Rushford & Sons Brewhouse is Upton’s first known brewery. Years in the making, the company officially opened for business on Dec. 3, offering exclusively canned beer sales. One of three childhood best friends to own the brewery, Co-owner and Manager Brian Goodman discussed with WBJ what it was like to open a dream business in the middle of a pandemic, what it’s like doing business in the quiet town of Upton, as well as what’s on the horizon as the company prepares to open its beer garden for the first time in the coming weeks.

How did Rushford & Sons come to be?

So, my primary partner Mike Rushford – hence the name – who is our head brewer, and my other partner, Eric Martin, the three of us are childhood best friends. They have been homebrewing since the early aughts and for the last seven or eight years I’ve been telling Mike, “Hey, whenever you’re ready, you let me know, and we’ll go pro.”

About three years ago he said he was ready, so we started working on our business plan, started working on our financial model. We had everything ready. We had started lining up some investors. Long story short, I’m a real estate investor and when I was ready to pull the trigger on the property where we’re at in early March 2020, and of course, you know, 2020 happens. We ended up closing on the property at the end of May, but our business plan had to pivot a lot.

As much as I would prefer not to have had last year happen, it’s been kind of a silver lining for us.

Where are the three of you from originally?

All three of us were born and raised in Worcester. I don’t have the accent though. I always joke, my dad was born and raised in Worcester, and my mom was born and raised in Chicago. She agreed to move to Worcester with my dad and the condition was they raise their kids without the accent.

Can you talk to me a bit about why Upton ended up being the right place?

Well, the thing is, we were not looking to be a small fish in a big pond. We were looking to be a small fish in a small pond, with our business model. We’re a family-owned business. Family-oriented, community-oriented. Our goal was to do what we do and make the beer that we make and serve a specific community, rather than try to compete on a larger scale. We really wanted to start with serving just one community and establishing roots, because that’s kind of the genesis of beer culture, so to speak.

It’s not about bringing a product to mass market; it’s about serving a community and having a relationship with that community. And with a smaller community, there’s a lot more opportunity to really establish roots and a relationship with the community you service.

So what has opening been like?

It’s been, obviously, a range of emotions. There’s been a lot of highs and a lot of lows. It’s been very stressful. It’s been really great.

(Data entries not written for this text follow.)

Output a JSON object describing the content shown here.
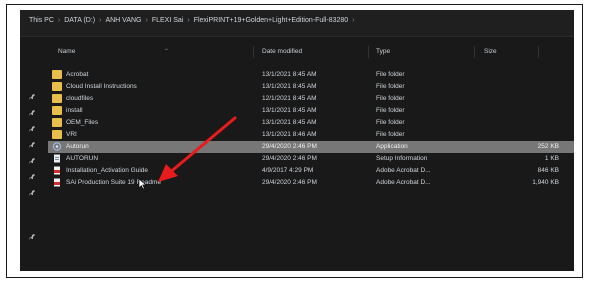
{
  "breadcrumb": [
    "This PC",
    "DATA (D:)",
    "ANH VANG",
    "FLEXI Sai",
    "FlexiPRINT+19+Golden+Light+Edition-Full-83280"
  ],
  "columns": {
    "name": "Name",
    "date": "Date modified",
    "type": "Type",
    "size": "Size"
  },
  "files": [
    {
      "name": "Acrobat",
      "date": "13/1/2021 8:45 AM",
      "type": "File folder",
      "size": "",
      "icon": "folder-icon"
    },
    {
      "name": "Cloud Install Instructions",
      "date": "13/1/2021 8:45 AM",
      "type": "File folder",
      "size": "",
      "icon": "folder-icon"
    },
    {
      "name": "cloudfiles",
      "date": "12/1/2021 8:45 AM",
      "type": "File folder",
      "size": "",
      "icon": "folder-icon"
    },
    {
      "name": "install",
      "date": "13/1/2021 8:45 AM",
      "type": "File folder",
      "size": "",
      "icon": "folder-icon"
    },
    {
      "name": "OEM_Files",
      "date": "13/1/2021 8:45 AM",
      "type": "File folder",
      "size": "",
      "icon": "folder-icon"
    },
    {
      "name": "VRI",
      "date": "13/1/2021 8:46 AM",
      "type": "File folder",
      "size": "",
      "icon": "folder-icon"
    },
    {
      "name": "Autorun",
      "date": "29/4/2020 2:46 PM",
      "type": "Application",
      "size": "252 KB",
      "icon": "application-icon",
      "selected": true
    },
    {
      "name": "AUTORUN",
      "date": "29/4/2020 2:46 PM",
      "type": "Setup Information",
      "size": "1 KB",
      "icon": "setup-info-icon"
    },
    {
      "name": "Installation_Activation Guide",
      "date": "4/9/2017 4:29 PM",
      "type": "Adobe Acrobat D...",
      "size": "846 KB",
      "icon": "pdf-icon"
    },
    {
      "name": "SAi Production Suite 19 Readme",
      "date": "29/4/2020 2:46 PM",
      "type": "Adobe Acrobat D...",
      "size": "1,940 KB",
      "icon": "pdf-icon"
    }
  ],
  "colors": {
    "explorer_bg": "#191919",
    "selected_row": "#777777",
    "folder": "#e8bf4a",
    "annotation_arrow": "#e81c1c"
  }
}
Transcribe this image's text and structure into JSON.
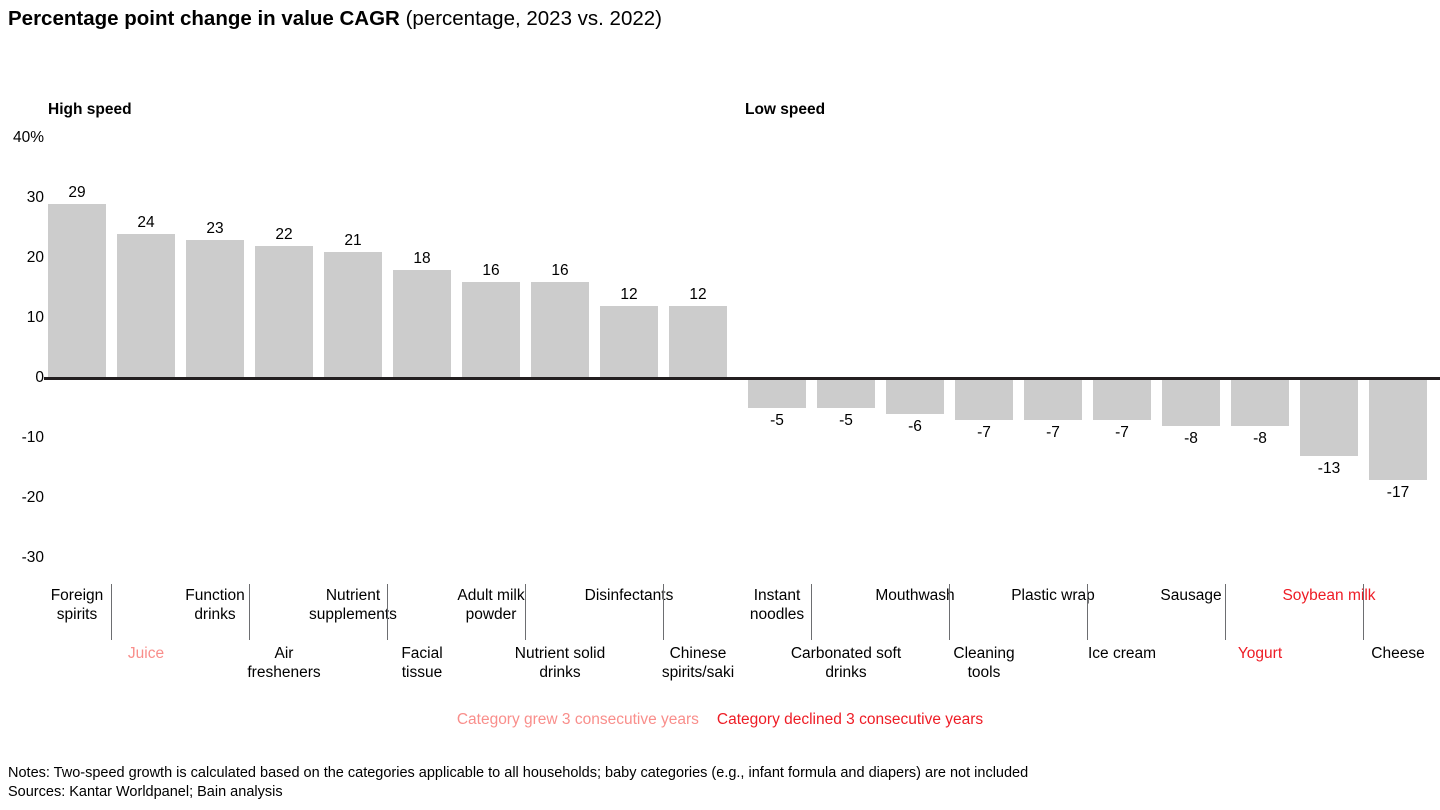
{
  "title": {
    "bold": "Percentage point change in value CAGR",
    "regular": " (percentage, 2023 vs. 2022)"
  },
  "sections": {
    "high_speed": "High speed",
    "low_speed": "Low speed"
  },
  "legend": {
    "grew": "Category grew 3 consecutive years",
    "declined": "Category declined 3 consecutive years",
    "grew_color": "#f98e8b",
    "declined_color": "#ee1c25"
  },
  "footnotes": {
    "notes": "Notes: Two-speed growth is calculated based on the categories applicable to all households; baby categories (e.g., infant formula and diapers) are not included",
    "sources": "Sources: Kantar Worldpanel; Bain analysis"
  },
  "chart_data": {
    "type": "bar",
    "title": "Percentage point change in value CAGR (percentage, 2023 vs. 2022)",
    "xlabel": "",
    "ylabel": "",
    "ylim": [
      -30,
      40
    ],
    "yticks": [
      40,
      30,
      20,
      10,
      0,
      -10,
      -20,
      -30
    ],
    "ytick_labels": [
      "40%",
      "30",
      "20",
      "10",
      "0",
      "-10",
      "-20",
      "-30"
    ],
    "grid": false,
    "legend_position": "bottom-center",
    "bar_color": "#cccccc",
    "groups": [
      {
        "name": "High speed",
        "start_index": 0,
        "end_index": 9
      },
      {
        "name": "Low speed",
        "start_index": 10,
        "end_index": 19
      }
    ],
    "categories": [
      "Foreign spirits",
      "Juice",
      "Function drinks",
      "Air fresheners",
      "Nutrient supplements",
      "Facial tissue",
      "Adult milk powder",
      "Nutrient solid drinks",
      "Disinfectants",
      "Chinese spirits/saki",
      "Instant noodles",
      "Carbonated soft drinks",
      "Mouthwash",
      "Cleaning tools",
      "Plastic wrap",
      "Ice cream",
      "Sausage",
      "Yogurt",
      "Soybean milk",
      "Cheese"
    ],
    "values": [
      29,
      24,
      23,
      22,
      21,
      18,
      16,
      16,
      12,
      12,
      -5,
      -5,
      -6,
      -7,
      -7,
      -7,
      -8,
      -8,
      -13,
      -17
    ],
    "value_labels": [
      "29",
      "24",
      "23",
      "22",
      "21",
      "18",
      "16",
      "16",
      "12",
      "12",
      "-5",
      "-5",
      "-6",
      "-7",
      "-7",
      "-7",
      "-8",
      "-8",
      "-13",
      "-17"
    ],
    "category_highlight": [
      "none",
      "grew",
      "none",
      "none",
      "none",
      "none",
      "none",
      "none",
      "none",
      "none",
      "none",
      "none",
      "none",
      "none",
      "none",
      "none",
      "none",
      "declined",
      "declined",
      "none"
    ]
  }
}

I don’t know if I’d recommend opening a business during a once-in-100-year pandemic to anybody, but it’s been a really great community. I’m opening up my dream business with my best friends and with family support, and as stressful as it is, it’s been awesome.

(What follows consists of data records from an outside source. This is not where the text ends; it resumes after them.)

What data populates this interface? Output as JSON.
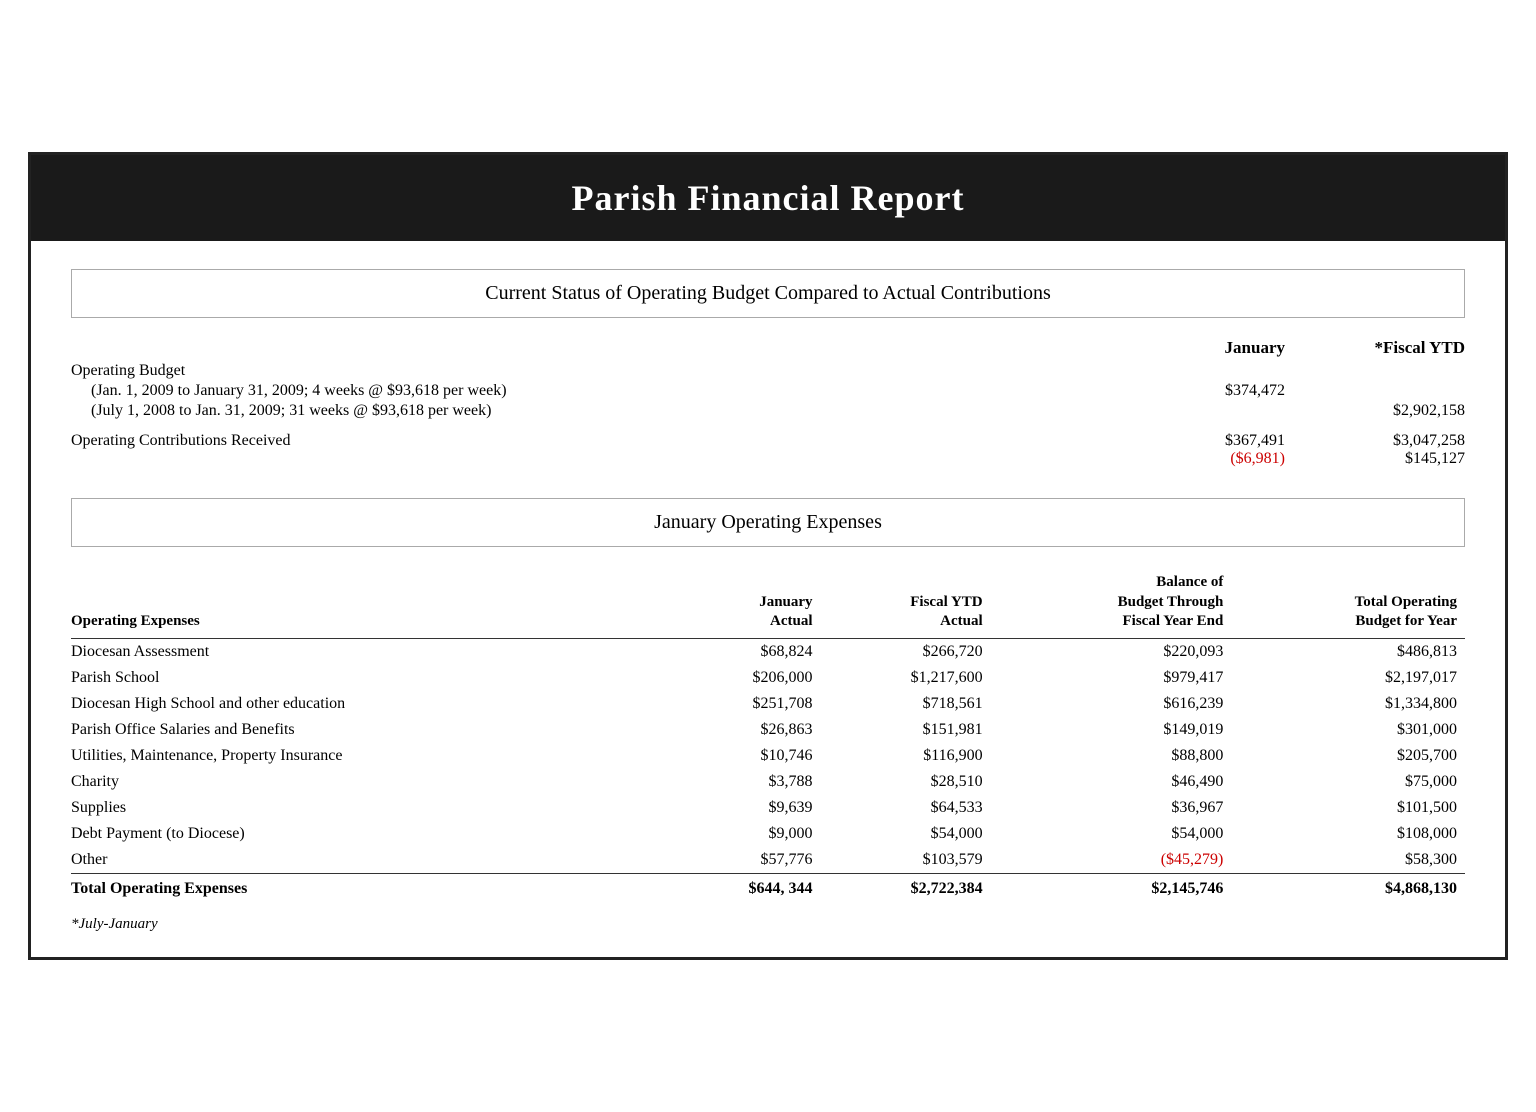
{
  "header": {
    "title": "Parish Financial Report"
  },
  "section1": {
    "title": "Current Status of Operating Budget Compared to Actual Contributions",
    "col_jan": "January",
    "col_ytd": "*Fiscal YTD",
    "rows": [
      {
        "label": "Operating Budget",
        "indent": false,
        "jan": "",
        "ytd": ""
      },
      {
        "label": "(Jan. 1, 2009 to January 31, 2009; 4 weeks @ $93,618 per week)",
        "indent": true,
        "jan": "$374,472",
        "ytd": ""
      },
      {
        "label": "(July 1, 2008 to Jan. 31, 2009; 31 weeks @ $93,618 per week)",
        "indent": true,
        "jan": "",
        "ytd": "$2,902,158"
      }
    ],
    "contributions_label": "Operating Contributions Received",
    "contributions_jan": "$367,491",
    "contributions_jan_diff": "($6,981)",
    "contributions_ytd": "$3,047,258",
    "contributions_ytd_diff": "$145,127"
  },
  "section2": {
    "title": "January Operating Expenses",
    "col_label": "Operating Expenses",
    "col_jan": "January\nActual",
    "col_ytd": "Fiscal YTD\nActual",
    "col_balance": "Balance of\nBudget Through\nFiscal Year End",
    "col_total": "Total Operating\nBudget for Year",
    "rows": [
      {
        "label": "Diocesan Assessment",
        "jan": "$68,824",
        "ytd": "$266,720",
        "balance": "$220,093",
        "total": "$486,813",
        "negative_balance": false
      },
      {
        "label": "Parish School",
        "jan": "$206,000",
        "ytd": "$1,217,600",
        "balance": "$979,417",
        "total": "$2,197,017",
        "negative_balance": false
      },
      {
        "label": "Diocesan High School and other education",
        "jan": "$251,708",
        "ytd": "$718,561",
        "balance": "$616,239",
        "total": "$1,334,800",
        "negative_balance": false
      },
      {
        "label": "Parish Office Salaries and Benefits",
        "jan": "$26,863",
        "ytd": "$151,981",
        "balance": "$149,019",
        "total": "$301,000",
        "negative_balance": false
      },
      {
        "label": "Utilities, Maintenance, Property Insurance",
        "jan": "$10,746",
        "ytd": "$116,900",
        "balance": "$88,800",
        "total": "$205,700",
        "negative_balance": false
      },
      {
        "label": "Charity",
        "jan": "$3,788",
        "ytd": "$28,510",
        "balance": "$46,490",
        "total": "$75,000",
        "negative_balance": false
      },
      {
        "label": "Supplies",
        "jan": "$9,639",
        "ytd": "$64,533",
        "balance": "$36,967",
        "total": "$101,500",
        "negative_balance": false
      },
      {
        "label": "Debt Payment (to Diocese)",
        "jan": "$9,000",
        "ytd": "$54,000",
        "balance": "$54,000",
        "total": "$108,000",
        "negative_balance": false
      },
      {
        "label": "Other",
        "jan": "$57,776",
        "ytd": "$103,579",
        "balance": "($45,279)",
        "total": "$58,300",
        "negative_balance": true
      }
    ],
    "total_row": {
      "label": "Total Operating Expenses",
      "jan": "$644, 344",
      "ytd": "$2,722,384",
      "balance": "$2,145,746",
      "total": "$4,868,130"
    },
    "footer_note": "*July-January"
  }
}
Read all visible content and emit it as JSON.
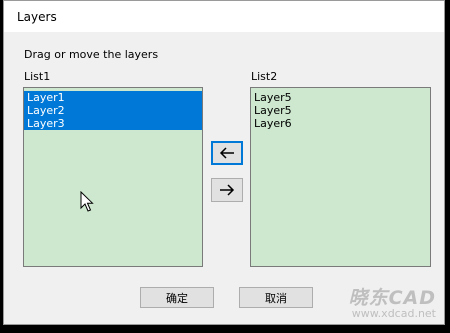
{
  "window": {
    "title": "Layers"
  },
  "instruction": "Drag or move the layers",
  "list1": {
    "label": "List1",
    "items": [
      {
        "text": "Layer1",
        "selected": true
      },
      {
        "text": "Layer2",
        "selected": true
      },
      {
        "text": "Layer3",
        "selected": true
      }
    ]
  },
  "list2": {
    "label": "List2",
    "items": [
      {
        "text": "Layer5",
        "selected": false
      },
      {
        "text": "Layer5",
        "selected": false
      },
      {
        "text": "Layer6",
        "selected": false
      }
    ]
  },
  "buttons": {
    "move_left_icon": "arrow-left-icon",
    "move_right_icon": "arrow-right-icon",
    "ok": "确定",
    "cancel": "取消"
  },
  "watermark": {
    "logo": "晓东CAD",
    "url": "www.xdcad.net"
  },
  "colors": {
    "list_background": "#cde8cf",
    "selection": "#0078d7",
    "dialog_background": "#f0f0f0"
  }
}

How do you get customers in the door? What’s marketing like for a new business?

It’s about talking to people and engaging people, making sure we’re visible and doing what you need to do to start to grow roots in an already rooted community. So, the biggest thing for us is we’ve been really trying to reach out to a lot of local sports, youth sports organizations. We’re sponsoring field hockey, little league, soccer, softball. We wanted to get a good mix of sports for both girls and boys to really get in with the parents because there’s a great young family community here in Upton who’s going to be really supporting us.

It’s really mostly locally-oriented marketing and establishing ourselves in the community as well as being very accessible to locals who’re driving by and pop in.

Do you offer food or plan to?

We have no plans to offer food, and our goal always was to rely on a combination of food trucks and driving traffic to local restaurants.

How many beers are you making at any given time, and what’s your rotation like?

We generally have six core beers that our goal is to always have stocked. But we’re going to start rotating more beers in and out. For instance, we have four additional beers we’re going to have in addition to our core six that will be in and out through the spring and into the early summer.

We want to make sure we have nice core beers very accessible and drinkable to everybody, but we’re also going to have some weird stuff  people might not have tried before and some popular stuff people really like to drink. We want to make sure we’re always going to have something for everybody and, after much debate, we’re going do some seltzer, as well.

Will you be doing a combination of retail on top of pouring?

We’re going to be starting off with a beer garden outside in a few weeks for spring, summer and early fall. Our goal, assuming things continue the way they’re continuing and it’s safe to do so, is to later be opening our full-service taproom.

Retail is how we started, and we’ll always have plenty of cans you can take home with you.

This interview was conducted and edited for length and clarity by WBJ staff writer Monica Busch.